Wexfordman spearheads immigrant teacher project
A Taghmon man is spearheading a new ground-breaking project designed to create more diversity in Irish schools by providing teachers from other countries with additional training to help them obtain jobs.
Dr. Rory McDaid of the Marino Institute of Education in Dublin has developed a new bridging programme along with his colleague Dr. Emer Nowlan, from which the first students graduated last week.
A total of 34 teachers from 17 different countries including two teachers from the UK based in Wexford, graduated from the Migrant Teacher Project at a ceremony in the Marina Institute which attended by the Minister for Education and Skills, Joe McHugh.
All the participants are Immigrant Internationally Educated Teachers (IIET's) who are qualified primary or post-primary teachers in their home countries including Spain, India, Brazil, Poland, Hungary, Italy, Croatia, South Africa, USA, Zimbabwe, Eritrea, Russia, Iceland, Romania, Lithuania and Latvia.
The new programme established in 2017, was designed to provide them with additional knowledge and confidence to teach in Irish schools. Nearly half of the graduates have already ben offered employment for the coming year.
'The experience, knowledge and skills that these teachers are bringing to our education system is invaluable', said Minister McHugh.
'They are bringing a new dimension to classrooms with a diversity of perspectives and expertise that will benefit our children and our education system for many years to come.'
Minister of State with special responsibility for Equality, Immigrant and Integration, David Stanton, said that for successful integration, school staff rooms must reflect the diversity of the student population.
As part of the programme, school principals were drafted in to offer guidance on the recruitment process and provide opportunities for teachers to gain work experience in schools.
Dr. McDaid is a lecturer in the Sociology of Education and Research Methods in Marino and has a specialist interest in inter-cultural education. He is co-author of a publication called 'All Changed? Culture and Identity in Contemporary Ireland'. He said research clearly shows that there are huge benefits to having a diverse teaching population, not just for children from minority backgrounds but for all children and all schools.
The Migrant Teacher Project was established in 2017 to increase the participation of IIET's in the Irish primary and post-primary education sectors.

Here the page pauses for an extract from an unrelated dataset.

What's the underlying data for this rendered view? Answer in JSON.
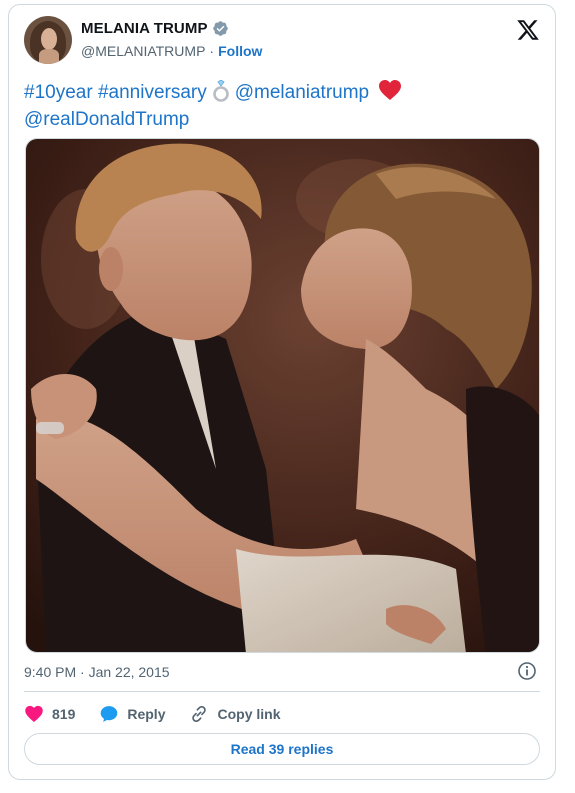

It is supported by the Department of Justice and Equality through the Office for the Promotion of Migrant Integration's National Funding Programme.The project provides information, advice and training to teachers who have qualified outside of Ireland, to help them to continue their profession in Irish primary and post-primary schools.